“Other schools have formed anti-bullying clubs and have bully boxes for anonymous reporting,” Bailes added.

Superintendent D.C. Machen has also committed to help fund Junior S2S, a student-to-student peer and anti-bullying initiative led by the Military Child Education Coalition that will benefit all middle school students transitioning into Bossier Schools.

“There is no question Bossier Schools is committed to do everything within its power to make our classrooms, hallways and campuses safe for every child,” Bailes said.

In the event that a bullying complaint is made, school level administrators begin an immediate and thorough investigation in which all parties involved. The process includes notifying parents, conducting interviews and gathering any documents that support or are pertinent to the allegation.

Upon completion of the investigation, parents/legal guardians of all students involved will be promptly notified of the administrator’s findings and any disciplinary action deemed necessary would follow. A comprehensive written report is also required by law, which Bailes said includes a five-page bullying investigation form, as well as the findings of the investigation, input from the students’ parents/legal guardians and the decision of the school or school system official. The document is then placed in the record of both students.

Faculty and staff members are also trained to handle alleged bullying situations. Bailes said their training begins well before students ever walk through the door on the first day of school.

“All of our employees are initially required to take four hours of training on bullying. This includes maintenance, cafeteria staff, everyone,” she explained. “The training includes how to identify various forms of bullying, what constitutes bullying and their responsibility as a mandated reporter. After this initial training, all employees that have contact with children must undergo two hours of follow-up training annually.”

Dooley said it all boils down to two things – “you either don’t care or you’re too dull.”

“I’m not doing this out of anger and I’m not mad at anyone. I’m extremely frustrated and I’m telling you we’ve got a problem,” he said. “I have handed them a format to resolve bullying that works and they still don’t know how to fix it. I will not sit back and let this happen anymore.”

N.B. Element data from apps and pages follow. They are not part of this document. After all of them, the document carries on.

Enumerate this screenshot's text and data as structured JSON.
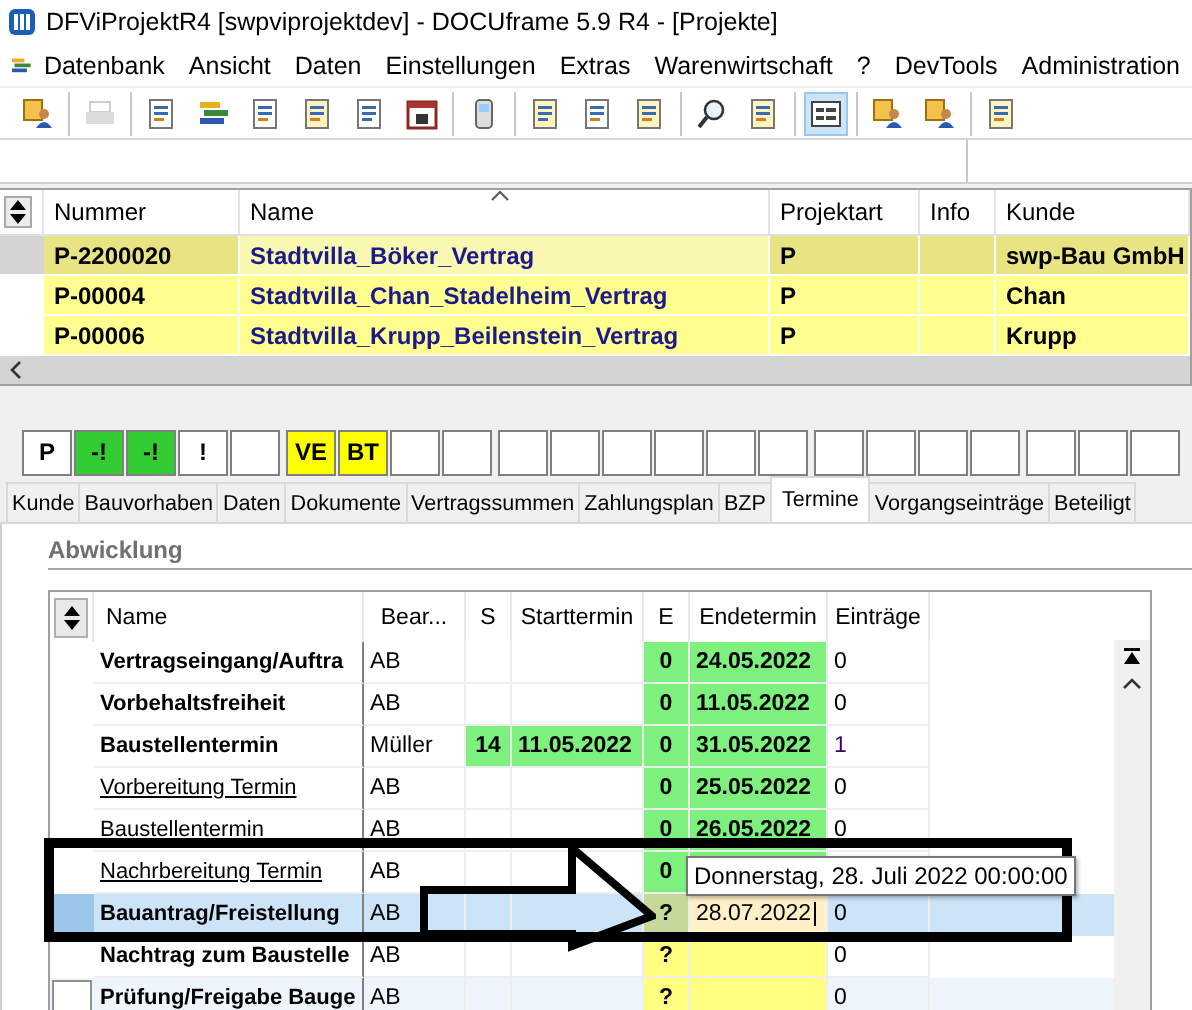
{
  "window": {
    "title": "DFViProjektR4 [swpviprojektdev] - DOCUframe 5.9 R4 - [Projekte]"
  },
  "menu": [
    "Datenbank",
    "Ansicht",
    "Daten",
    "Einstellungen",
    "Extras",
    "Warenwirtschaft",
    "?",
    "DevTools",
    "Administration"
  ],
  "toolbar": [
    [
      {
        "disabled": false,
        "selected": false
      }
    ],
    [
      {
        "disabled": true,
        "selected": false
      }
    ],
    [
      {
        "disabled": false,
        "selected": false
      },
      {
        "disabled": false,
        "selected": false
      },
      {
        "disabled": false,
        "selected": false
      },
      {
        "disabled": false,
        "selected": false
      },
      {
        "disabled": false,
        "selected": false
      },
      {
        "disabled": false,
        "selected": false
      }
    ],
    [
      {
        "disabled": false,
        "selected": false
      }
    ],
    [
      {
        "disabled": false,
        "selected": false
      },
      {
        "disabled": false,
        "selected": false
      },
      {
        "disabled": false,
        "selected": false
      }
    ],
    [
      {
        "disabled": false,
        "selected": false
      },
      {
        "disabled": false,
        "selected": false
      }
    ],
    [
      {
        "disabled": false,
        "selected": true
      }
    ],
    [
      {
        "disabled": false,
        "selected": false
      },
      {
        "disabled": false,
        "selected": false
      }
    ],
    [
      {
        "disabled": false,
        "selected": false
      }
    ]
  ],
  "projects": {
    "columns": [
      "Nummer",
      "Name",
      "Projektart",
      "Info",
      "Kunde"
    ],
    "rows": [
      {
        "selected": true,
        "cells": [
          "P-2200020",
          "Stadtvilla_Böker_Vertrag",
          "P",
          "",
          "swp-Bau GmbH"
        ]
      },
      {
        "selected": false,
        "cells": [
          "P-00004",
          "Stadtvilla_Chan_Stadelheim_Vertrag",
          "P",
          "",
          "Chan"
        ]
      },
      {
        "selected": false,
        "cells": [
          "P-00006",
          "Stadtvilla_Krupp_Beilenstein_Vertrag",
          "P",
          "",
          "Krupp"
        ]
      }
    ]
  },
  "status_boxes": [
    [
      {
        "label": "P",
        "color": "#ffffff"
      },
      {
        "label": "-!",
        "color": "#33cc33"
      },
      {
        "label": "-!",
        "color": "#33cc33"
      },
      {
        "label": "!",
        "color": "#ffffff"
      },
      {
        "color": "#ffffff"
      }
    ],
    [
      {
        "label": "VE",
        "color": "#ffff00"
      },
      {
        "label": "BT",
        "color": "#ffff00"
      },
      {
        "color": "#ffffff"
      },
      {
        "color": "#ffffff"
      }
    ],
    [
      {
        "color": "#ffffff"
      },
      {
        "color": "#ffffff"
      },
      {
        "color": "#ffffff"
      },
      {
        "color": "#ffffff"
      },
      {
        "color": "#ffffff"
      },
      {
        "color": "#ffffff"
      }
    ],
    [
      {
        "color": "#ffffff"
      },
      {
        "color": "#ffffff"
      },
      {
        "color": "#ffffff"
      },
      {
        "color": "#ffffff"
      }
    ],
    [
      {
        "color": "#ffffff"
      },
      {
        "color": "#ffffff"
      },
      {
        "color": "#ffffff"
      }
    ]
  ],
  "tabs": [
    {
      "label": "Kunde",
      "selected": false
    },
    {
      "label": "Bauvorhaben",
      "selected": false
    },
    {
      "label": "Daten",
      "selected": false
    },
    {
      "label": "Dokumente",
      "selected": false
    },
    {
      "label": "Vertragssummen",
      "selected": false
    },
    {
      "label": "Zahlungsplan",
      "selected": false
    },
    {
      "label": "BZP",
      "selected": false
    },
    {
      "label": "Termine",
      "selected": true
    },
    {
      "label": "Vorgangseinträge",
      "selected": false
    },
    {
      "label": "Beteiligt",
      "selected": false
    }
  ],
  "section": {
    "title": "Abwicklung"
  },
  "schedule": {
    "columns": [
      "Name",
      "Bear...",
      "S",
      "Starttermin",
      "E",
      "Endetermin",
      "Einträge"
    ],
    "rows": [
      {
        "name": "Vertragseingang/Auftra",
        "kind": "bold",
        "bearbeiter": "AB",
        "done": true,
        "editing": false,
        "e": "0",
        "end": "24.05.2022",
        "entries": "0",
        "selected": false,
        "focused": false
      },
      {
        "name": "Vorbehaltsfreiheit",
        "kind": "bold",
        "bearbeiter": "AB",
        "done": true,
        "editing": false,
        "e": "0",
        "end": "11.05.2022",
        "entries": "0",
        "selected": false,
        "focused": false
      },
      {
        "name": "Baustellentermin",
        "kind": "bold",
        "bearbeiter": "Müller",
        "s": "14",
        "start": "11.05.2022",
        "done": true,
        "editing": false,
        "e": "0",
        "end": "31.05.2022",
        "entries": "1",
        "selected": false,
        "focused": false
      },
      {
        "name": "Vorbereitung Termin",
        "kind": "link",
        "bearbeiter": "AB",
        "done": true,
        "editing": false,
        "e": "0",
        "end": "25.05.2022",
        "entries": "0",
        "selected": false,
        "focused": false
      },
      {
        "name": "Baustellentermin",
        "kind": "plain",
        "bearbeiter": "AB",
        "done": true,
        "editing": false,
        "e": "0",
        "end": "26.05.2022",
        "entries": "0",
        "selected": false,
        "focused": false
      },
      {
        "name": "Nachrbereitung Termin",
        "kind": "link",
        "bearbeiter": "AB",
        "done": true,
        "editing": false,
        "e": "0",
        "selected": false,
        "focused": false
      },
      {
        "name": "Bauantrag/Freistellung",
        "kind": "bold",
        "bearbeiter": "AB",
        "done": false,
        "editing": true,
        "e": "?",
        "end": "28.07.2022",
        "entries": "0",
        "selected": true,
        "focused": false
      },
      {
        "name": "Nachtrag zum Baustelle",
        "kind": "bold",
        "bearbeiter": "AB",
        "done": false,
        "editing": false,
        "e": "?",
        "entries": "0",
        "selected": false,
        "focused": false
      },
      {
        "name": "Prüfung/Freigabe Bauge",
        "kind": "bold",
        "bearbeiter": "AB",
        "done": false,
        "editing": false,
        "e": "?",
        "entries": "0",
        "selected": false,
        "focused": true
      }
    ]
  },
  "tooltip": "Donnerstag, 28. Juli 2022 00:00:00"
}
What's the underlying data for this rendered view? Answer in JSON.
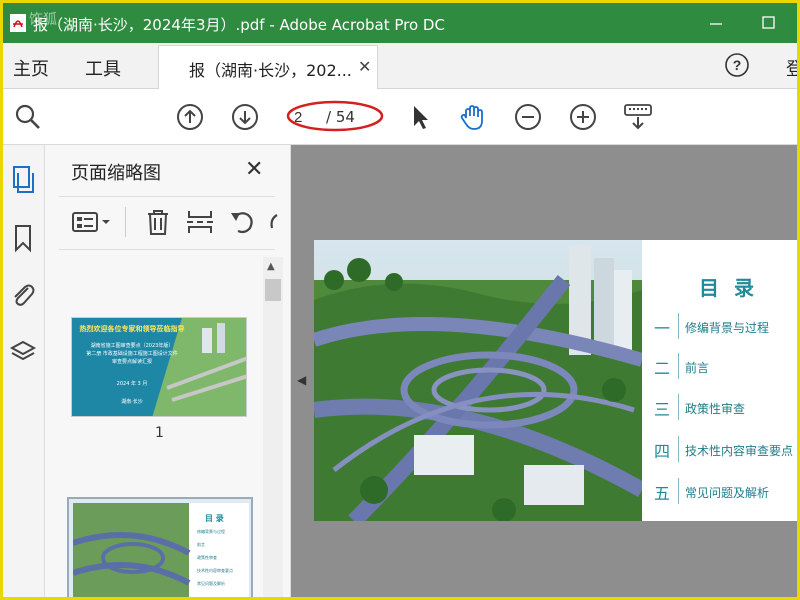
{
  "window": {
    "title": "报（湖南·长沙，2024年3月）.pdf - Adobe Acrobat Pro DC",
    "watermark": "饰狐",
    "accent": "#2e8b3f"
  },
  "tabs": {
    "home": "主页",
    "tools": "工具",
    "doc_tab": "报（湖南·长沙，202...",
    "login_partial": "登"
  },
  "toolbar": {
    "page_current": "2",
    "page_total": "/ 54",
    "icons": [
      "zoom-search-icon",
      "prev-page-icon",
      "next-page-icon",
      "select-arrow-icon",
      "hand-tool-icon",
      "zoom-out-icon",
      "zoom-in-icon",
      "keyboard-icon"
    ]
  },
  "panel": {
    "title": "页面缩略图",
    "thumb1_title": "热烈欢迎各位专家和领导莅临指导",
    "thumb1_line1": "湖南省施工图审查要点（2023年版）",
    "thumb1_line2": "第二册 市政基础设施工程施工图设计文件",
    "thumb1_line3": "审查要点解读汇报",
    "thumb1_date": "2024 年 3 月",
    "thumb1_place": "湖南·长沙",
    "thumb1_number": "1",
    "thumb2_title": "目 录",
    "thumb2_items": [
      "修编背景与过程",
      "前言",
      "政策性审查",
      "技术性内容审查要点",
      "常见问题及解析"
    ]
  },
  "toc": {
    "title": "目 录",
    "items": [
      {
        "num": "一",
        "text": "修编背景与过程"
      },
      {
        "num": "二",
        "text": "前言"
      },
      {
        "num": "三",
        "text": "政策性审查"
      },
      {
        "num": "四",
        "text": "技术性内容审查要点"
      },
      {
        "num": "五",
        "text": "常见问题及解析"
      }
    ]
  }
}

Oh behalf of the Bossier Parish School System, Bailes replied: “While Bossier Schools shares Mr. Dooley’s desire to stop bullying from happening, we strive to ensure our students know any given person within our system is available to help and intervene when necessary.

“We will not cease to empower our students and provide them with the knowledge and resources to stamp out all forms of bullying, harassment and hazing.”

When asked who a child can go to at school if they are being bullied, Bailes simply answered anyone.

“We are all mandated reporters and must go to school level administrators if made aware of bullying,” Bailes explained. “Every school also has a counselor and School Resource Officers are at all middle and high schools. SROs are also at the elementary level each day on a rotational basis, as well as DARE officers.”

She also stressed that anyone can report bullying; not just school employees.

“Whether it is a parent or passerby that sees bullying take place as students go to or leave school, tell us,” she said. “It takes parental and community involvement as well to combat bullying and we are oftentimes limited to the information available at hand.”